### DIRECTIONS
Reproduce each line below with no alterations.

### INPUT DATA
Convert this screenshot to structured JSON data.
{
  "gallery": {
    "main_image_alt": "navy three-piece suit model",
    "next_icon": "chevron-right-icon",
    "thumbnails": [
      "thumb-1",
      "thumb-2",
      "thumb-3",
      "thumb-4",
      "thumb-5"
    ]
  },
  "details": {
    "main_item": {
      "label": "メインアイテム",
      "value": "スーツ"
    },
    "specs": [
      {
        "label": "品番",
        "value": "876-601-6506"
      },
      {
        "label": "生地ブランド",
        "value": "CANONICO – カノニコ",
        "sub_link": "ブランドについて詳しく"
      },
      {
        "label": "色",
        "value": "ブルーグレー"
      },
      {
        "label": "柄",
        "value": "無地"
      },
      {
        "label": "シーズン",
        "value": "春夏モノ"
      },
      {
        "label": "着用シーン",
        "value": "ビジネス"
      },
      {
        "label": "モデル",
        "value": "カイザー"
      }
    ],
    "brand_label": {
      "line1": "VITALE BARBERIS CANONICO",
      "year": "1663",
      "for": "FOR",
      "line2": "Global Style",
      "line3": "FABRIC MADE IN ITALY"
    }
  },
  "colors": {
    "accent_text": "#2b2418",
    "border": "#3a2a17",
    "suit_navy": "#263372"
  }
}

### TASK OUTPUT
Convert this screenshot to structured JSON data.
{
  "gallery": {
    "main_image_alt": "navy three-piece suit model",
    "next_icon": "chevron-right-icon",
    "thumbnails": [
      "thumb-1",
      "thumb-2",
      "thumb-3",
      "thumb-4",
      "thumb-5"
    ]
  },
  "details": {
    "main_item": {
      "label": "メインアイテム",
      "value": "スーツ"
    },
    "specs": [
      {
        "label": "品番",
        "value": "876-601-6506"
      },
      {
        "label": "生地ブランド",
        "value": "CANONICO – カノニコ",
        "sub_link": "ブランドについて詳しく"
      },
      {
        "label": "色",
        "value": "ブルーグレー"
      },
      {
        "label": "柄",
        "value": "無地"
      },
      {
        "label": "シーズン",
        "value": "春夏モノ"
      },
      {
        "label": "着用シーン",
        "value": "ビジネス"
      },
      {
        "label": "モデル",
        "value": "カイザー"
      }
    ],
    "brand_label": {
      "line1": "VITALE BARBERIS CANONICO",
      "year": "1663",
      "for": "FOR",
      "line2": "Global Style",
      "line3": "FABRIC MADE IN ITALY"
    }
  },
  "colors": {
    "accent_text": "#2b2418",
    "border": "#3a2a17",
    "suit_navy": "#263372"
  }
}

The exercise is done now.